But who is to blame, the architects that designs these houses and complexes or the general public who wishes to buy them and live in them? It’s a tough question as many an architectural firm would be reluctant to turn down good money, even if it goes against the principles of the practice. And furthermore, how many of the architects that design with a Tuscan flavour, or the homeowners who wish to live in a home of that style, have ever stepped foot in Tuscany (and gambling away your salary at Monte Casino doesn’t count)? I have (not gambled away my salary, but been to Tuscany), and it looks nothing like the Tuscan villages in Centurion or Bryanston or wherever.
Tuscany, to give you some background, is a region of central Italy, bordering Emilia-Romagna to the north, Liguria to the north-west, Tyrrhenian Sea to the west, Umbria and Marche to the east and Lazio to the south-east. The territory is two thirds hilly and one fourth mountainous. The remainder is constituted of the plains that form the valley of the Arno River. Tuscany is known for its landscapes and its artistic legacy. Six Tuscan localities have been UNESCO protected sites: the historical centre of Florence (1982), the historical center of Siena (1995), the square of the Cathedral of Pisa (1987), the historical centre of San Gimignano (1990), the historical centre of Pienza (1996) and the Val d’Orcia (2004).
It is beautiful, nevertheless, and I would dearly love to return back there someday, especially as I have now seen South African ‘Tuscan architecture’, to see whether limestone is used as ubiquitously as it is here, if terracotta is the only colour in the world and whether all Tuscan buildings include wrought iron of some description.
But by now I am sure that you are willing me to get to the point – how can I possibly believe Tuscan architecture to be a good thing. Well, let me tell you. No other style, form or concept in architecture in South Africa has experienced as much of a backlash as Tuscan has. The ‘Tuscan-style’ is based on European needs – we are African, we need big windows, we don’t need the pitched roofs synonymous with these houses.

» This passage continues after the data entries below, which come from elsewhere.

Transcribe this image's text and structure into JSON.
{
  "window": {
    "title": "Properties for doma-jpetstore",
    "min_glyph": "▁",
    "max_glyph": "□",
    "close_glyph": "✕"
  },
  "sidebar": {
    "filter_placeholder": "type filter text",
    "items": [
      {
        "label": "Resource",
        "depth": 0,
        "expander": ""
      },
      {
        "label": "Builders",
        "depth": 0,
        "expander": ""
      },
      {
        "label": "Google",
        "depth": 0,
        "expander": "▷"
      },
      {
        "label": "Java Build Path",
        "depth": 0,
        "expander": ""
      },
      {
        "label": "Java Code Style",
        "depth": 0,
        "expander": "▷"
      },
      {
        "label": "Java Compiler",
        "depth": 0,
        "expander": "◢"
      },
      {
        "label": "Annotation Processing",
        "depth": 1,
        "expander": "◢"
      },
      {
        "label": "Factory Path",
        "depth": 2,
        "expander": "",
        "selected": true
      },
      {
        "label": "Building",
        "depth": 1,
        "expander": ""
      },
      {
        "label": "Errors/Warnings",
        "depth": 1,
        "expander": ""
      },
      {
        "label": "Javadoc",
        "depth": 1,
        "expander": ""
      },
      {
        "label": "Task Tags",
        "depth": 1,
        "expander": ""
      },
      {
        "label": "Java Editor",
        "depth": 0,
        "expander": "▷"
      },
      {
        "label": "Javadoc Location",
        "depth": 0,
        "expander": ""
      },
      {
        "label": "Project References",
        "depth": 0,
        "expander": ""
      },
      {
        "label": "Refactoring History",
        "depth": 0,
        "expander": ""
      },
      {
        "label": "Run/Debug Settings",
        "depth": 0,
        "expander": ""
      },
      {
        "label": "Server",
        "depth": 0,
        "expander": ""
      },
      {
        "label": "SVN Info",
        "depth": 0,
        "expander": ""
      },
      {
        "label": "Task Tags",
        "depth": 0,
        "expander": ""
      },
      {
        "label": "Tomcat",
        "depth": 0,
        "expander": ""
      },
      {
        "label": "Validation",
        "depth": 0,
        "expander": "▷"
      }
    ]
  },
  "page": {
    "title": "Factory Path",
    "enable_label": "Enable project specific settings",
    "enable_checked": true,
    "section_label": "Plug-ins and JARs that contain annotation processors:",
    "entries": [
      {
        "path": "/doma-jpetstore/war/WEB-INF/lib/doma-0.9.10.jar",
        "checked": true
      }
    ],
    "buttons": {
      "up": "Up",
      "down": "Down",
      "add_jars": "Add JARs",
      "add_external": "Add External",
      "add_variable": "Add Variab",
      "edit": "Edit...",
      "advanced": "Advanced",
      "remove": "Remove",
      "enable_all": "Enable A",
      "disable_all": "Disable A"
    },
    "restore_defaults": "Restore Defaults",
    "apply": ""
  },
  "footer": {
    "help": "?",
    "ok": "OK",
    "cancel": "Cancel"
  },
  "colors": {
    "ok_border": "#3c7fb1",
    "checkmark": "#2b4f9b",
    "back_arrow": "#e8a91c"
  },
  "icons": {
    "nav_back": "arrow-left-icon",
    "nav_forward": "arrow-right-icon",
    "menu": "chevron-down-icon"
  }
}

And luckily our architects are starting to take a stand, and while I do not wish to call it ‘anti-Tuscan architecture’, that may be the best way of putting it. Young firms, young minds and fresh ideas are producing architecture of a better quality than we have seen all decade, and gasp, the public too seems to also be behind this movement. Although there will doubtless still be the odd Tuscan development on the horizon (and unfortunately Balinese too), those that are actually spending the money are becoming more discerning with the way that it used. Perhaps it is the whole environmentally friendly movement that is to thank for a rethink of the basics of architecture, but I think that Tuscan could also stand up and take a bow. Its time may be up and I am sure that I am not the only one rejoicing. I have even seen a bumper sticker stating, ‘Do Drugs. Do Crime. Just Don’t Do Tuscan’. I like that.